Speaking at this year’s Life Sciences Forum BioVision in Lyon, he warned: “The northern hemisphere is going to become poorer and its pharma industry needs protection. In the years to come the market for pharmaceuticals will be in the southern hemisphere.”

Dehecq repeated calls for greater protection of intellectual property and for protection against the export to the developed world of generic copies of blockbuster drugs made in India and elsewhere. “Europe should focus more on the serious public health issue of counterfeit drugs which amount to placebos,” he said.

Good will 'exploited'

Drugs copied in India at low cost were not being developed for local markets but for re-export to compete against the original manufacturer’s versions, he stressed. European pharma companies were being asked to be generous to the southern hemisphere but its good will was being exploited, he claimed. “The attitude towards the southern hemisphere is unbelievable. We need better intellectual property protection or we wont be able to carry out research in future. We are investing 6 billion euros to help improve access to medicines but if anyone can copy our products, that’s not fair.”

Dehecq’s remarks follow similar comments he made earlier this year against generic manufacturers in developing countries, and which drew retorts from the Indian Pharmaceutical Alliance that western markets were the not the exclusive preserve of western big pharma. Dehecq’s sensitivity is seen as concerns about market inroads into sales of Plavix (clopidogrel) and Allegra (exofenadine), both now off patent.

Dehecq was primarily at BioVision to promote Sanofi-aventis’ efforts in increasing access to medicines for southern hemisphere countries, supplying them at cost and helping with local manufacturing.
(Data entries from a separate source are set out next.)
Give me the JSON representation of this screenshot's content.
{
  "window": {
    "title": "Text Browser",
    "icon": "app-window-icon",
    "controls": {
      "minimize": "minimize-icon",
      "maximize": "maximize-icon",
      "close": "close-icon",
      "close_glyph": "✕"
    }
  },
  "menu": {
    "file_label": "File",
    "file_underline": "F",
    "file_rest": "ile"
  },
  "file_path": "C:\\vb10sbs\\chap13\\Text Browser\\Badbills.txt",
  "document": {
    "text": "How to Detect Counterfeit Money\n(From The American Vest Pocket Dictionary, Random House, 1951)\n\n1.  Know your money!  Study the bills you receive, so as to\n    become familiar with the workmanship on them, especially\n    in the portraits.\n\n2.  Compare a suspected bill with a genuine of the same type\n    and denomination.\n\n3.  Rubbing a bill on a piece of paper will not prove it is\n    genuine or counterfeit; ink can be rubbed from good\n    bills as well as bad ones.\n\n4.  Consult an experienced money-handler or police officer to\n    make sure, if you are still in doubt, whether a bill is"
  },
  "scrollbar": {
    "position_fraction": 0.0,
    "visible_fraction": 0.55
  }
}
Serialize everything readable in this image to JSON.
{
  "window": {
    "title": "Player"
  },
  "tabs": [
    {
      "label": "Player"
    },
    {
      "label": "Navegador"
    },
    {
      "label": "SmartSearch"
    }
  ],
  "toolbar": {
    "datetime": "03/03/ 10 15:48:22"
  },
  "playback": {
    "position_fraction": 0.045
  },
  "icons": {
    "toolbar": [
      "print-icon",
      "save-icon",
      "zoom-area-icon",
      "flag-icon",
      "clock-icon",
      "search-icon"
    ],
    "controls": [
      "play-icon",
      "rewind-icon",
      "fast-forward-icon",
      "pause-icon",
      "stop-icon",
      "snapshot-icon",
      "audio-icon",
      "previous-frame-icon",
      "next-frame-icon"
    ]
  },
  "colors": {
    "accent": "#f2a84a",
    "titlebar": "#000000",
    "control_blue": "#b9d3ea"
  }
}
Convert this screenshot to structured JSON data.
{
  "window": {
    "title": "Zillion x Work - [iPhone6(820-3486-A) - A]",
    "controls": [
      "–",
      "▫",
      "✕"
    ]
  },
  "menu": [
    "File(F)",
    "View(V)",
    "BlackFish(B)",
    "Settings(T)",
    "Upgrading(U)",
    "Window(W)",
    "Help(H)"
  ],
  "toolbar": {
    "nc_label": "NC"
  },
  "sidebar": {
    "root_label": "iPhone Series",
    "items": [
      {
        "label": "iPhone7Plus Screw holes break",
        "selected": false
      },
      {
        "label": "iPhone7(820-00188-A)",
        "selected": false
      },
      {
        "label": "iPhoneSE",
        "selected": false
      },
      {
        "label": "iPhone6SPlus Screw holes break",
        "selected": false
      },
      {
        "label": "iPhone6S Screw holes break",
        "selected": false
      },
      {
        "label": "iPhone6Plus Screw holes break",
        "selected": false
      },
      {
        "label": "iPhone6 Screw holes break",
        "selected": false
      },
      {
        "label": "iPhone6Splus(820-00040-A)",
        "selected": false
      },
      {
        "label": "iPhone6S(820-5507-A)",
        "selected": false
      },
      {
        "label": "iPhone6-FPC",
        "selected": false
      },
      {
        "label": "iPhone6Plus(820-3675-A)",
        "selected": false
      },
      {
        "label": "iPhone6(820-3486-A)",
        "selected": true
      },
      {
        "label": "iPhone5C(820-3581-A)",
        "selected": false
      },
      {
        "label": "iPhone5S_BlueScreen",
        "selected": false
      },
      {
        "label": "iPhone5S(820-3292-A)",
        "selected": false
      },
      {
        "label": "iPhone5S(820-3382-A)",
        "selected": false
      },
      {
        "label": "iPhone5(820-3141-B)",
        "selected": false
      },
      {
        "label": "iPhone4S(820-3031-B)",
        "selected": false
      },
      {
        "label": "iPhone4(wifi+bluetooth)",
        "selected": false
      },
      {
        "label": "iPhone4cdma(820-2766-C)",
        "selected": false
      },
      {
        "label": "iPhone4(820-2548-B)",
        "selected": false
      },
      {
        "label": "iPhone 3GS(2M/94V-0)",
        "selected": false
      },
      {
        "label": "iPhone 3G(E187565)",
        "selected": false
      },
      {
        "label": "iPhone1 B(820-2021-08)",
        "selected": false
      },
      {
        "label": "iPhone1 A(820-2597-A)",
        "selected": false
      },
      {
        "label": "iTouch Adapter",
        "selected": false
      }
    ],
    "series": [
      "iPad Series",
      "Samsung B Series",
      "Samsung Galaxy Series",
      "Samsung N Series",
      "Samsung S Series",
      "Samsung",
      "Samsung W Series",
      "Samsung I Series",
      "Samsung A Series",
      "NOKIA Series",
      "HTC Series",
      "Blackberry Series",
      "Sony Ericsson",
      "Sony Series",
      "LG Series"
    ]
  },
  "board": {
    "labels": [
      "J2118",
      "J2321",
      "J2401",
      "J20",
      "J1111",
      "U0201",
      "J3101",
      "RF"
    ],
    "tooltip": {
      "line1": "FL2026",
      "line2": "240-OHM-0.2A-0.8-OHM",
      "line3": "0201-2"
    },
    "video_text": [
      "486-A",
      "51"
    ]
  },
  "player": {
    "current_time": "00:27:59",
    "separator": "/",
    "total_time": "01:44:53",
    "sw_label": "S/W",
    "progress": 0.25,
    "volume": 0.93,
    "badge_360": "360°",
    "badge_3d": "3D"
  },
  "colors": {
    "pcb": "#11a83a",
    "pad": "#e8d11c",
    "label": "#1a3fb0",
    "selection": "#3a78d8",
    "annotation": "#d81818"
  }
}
The company has launched a new artesunate-based antimalarial drug produced in Morocco and similar to the one already provided at cost by Novartis. It is also manufacturing drugs for tuberculosis in South Africa, and is also engaged in much good corporate citizen work with the World Health Organisation on sleeping sickness and is producing drugs for leishmaniasis in Brazil. In Mali it has launched a training programme for GPs to treat epilepsy and is helping with an extensive vaccination programme run by the Global Alliance for Vaccines and Immunisation. By Olwen Glynn Owen